Pinturault upstages Hirscher in Wengen slalom
Alexis Pinturault celebrates his victory at the arrival area of the Men's Slalom at the FIS Alpine Skiing World Cup in Wengen on January 19, 2014 - by Fabrice Coffrini
The 22-year-old Pinturault, second in Friday's super-combined, put in a blistering second leg to clock a combined total of 1min 42.87sec.
Hirscher eventually finished third at 0.63sec, with Germany's Felix Neureuther taking second at 0.34sec.
It was Pinturault's first victory on this season's World Cup circuit and just the fifth of his career.
"It's pleasing not just because of Sochi, but more because I won today," said Pinturault. "I had some equipment problems earlier in the season, but that's okay now."
Hirscher was the man to beat in Wengen, having notched up four victories of a so-far impressive season with a brace of slalom wins in Levi and Adelboden and also topping the giant slalom podiums in Val d'Isere and Alta Badia.
But setting off last of the 30 runners in the second leg, the Austrian saw his advantage of 0.88sec slowly slip away from him as he made his way down the increasingly soft snow of the sun-drenched Lauberhorn piste.
Pinturault, in seventh place after the first leg, blazed down the second run in a leading time of 50.77sec, while Hirscher could only manage the 27th fastest that gave away 1.51sec.
Hirscher's third place saw him consolidate his second place in the overall World Cup standings on 735 points, 22pts behind Norway's Aksel Lund Svindal (757).
Pinturault's 100 points for victory enabled him to leapfrog American Ted Ligety (433) into third place on 506pts.
Ligety had won Friday's super-combined ahead of Pinturault but had a disastrous first leg outing here and was eventually disqualified after missing a gate.

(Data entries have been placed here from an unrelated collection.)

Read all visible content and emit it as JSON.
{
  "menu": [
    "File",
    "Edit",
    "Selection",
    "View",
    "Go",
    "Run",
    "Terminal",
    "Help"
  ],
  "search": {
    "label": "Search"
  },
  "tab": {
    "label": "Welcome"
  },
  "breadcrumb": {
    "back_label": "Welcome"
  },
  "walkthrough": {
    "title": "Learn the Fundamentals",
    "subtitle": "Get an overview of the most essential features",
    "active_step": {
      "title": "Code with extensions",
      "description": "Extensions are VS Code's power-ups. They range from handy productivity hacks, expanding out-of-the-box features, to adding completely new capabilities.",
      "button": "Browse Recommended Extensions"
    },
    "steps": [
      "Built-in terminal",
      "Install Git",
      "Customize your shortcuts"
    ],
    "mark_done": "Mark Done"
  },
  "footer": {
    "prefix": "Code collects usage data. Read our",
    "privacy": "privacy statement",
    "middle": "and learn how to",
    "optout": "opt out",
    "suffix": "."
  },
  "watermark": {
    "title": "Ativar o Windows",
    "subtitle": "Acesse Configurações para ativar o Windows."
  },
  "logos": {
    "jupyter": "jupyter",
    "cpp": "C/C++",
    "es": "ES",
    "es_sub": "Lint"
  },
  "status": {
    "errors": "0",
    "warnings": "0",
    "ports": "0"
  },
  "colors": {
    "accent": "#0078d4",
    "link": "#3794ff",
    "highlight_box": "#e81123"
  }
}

Ligety's US teammate Bode Miller struggled down the second leg and finished a distant 26th at 2.98sec.
Neureuther, the winner on this slope last season, led Pinturault on the splits all the way down his hard-charging run but lost valuable time at the bottom of the slope.
Sweden's Andre Myhrer then couldn't match his second-place showing in the first run, a mistake-ridden second leg seeing him slide off the podium.
It was left for Hirscher to displace the Frenchman, but despite support from the cowbell-ringing Swiss public, he slid out of contention in the bottom third to leave Pinturault in ectasy in the finish area.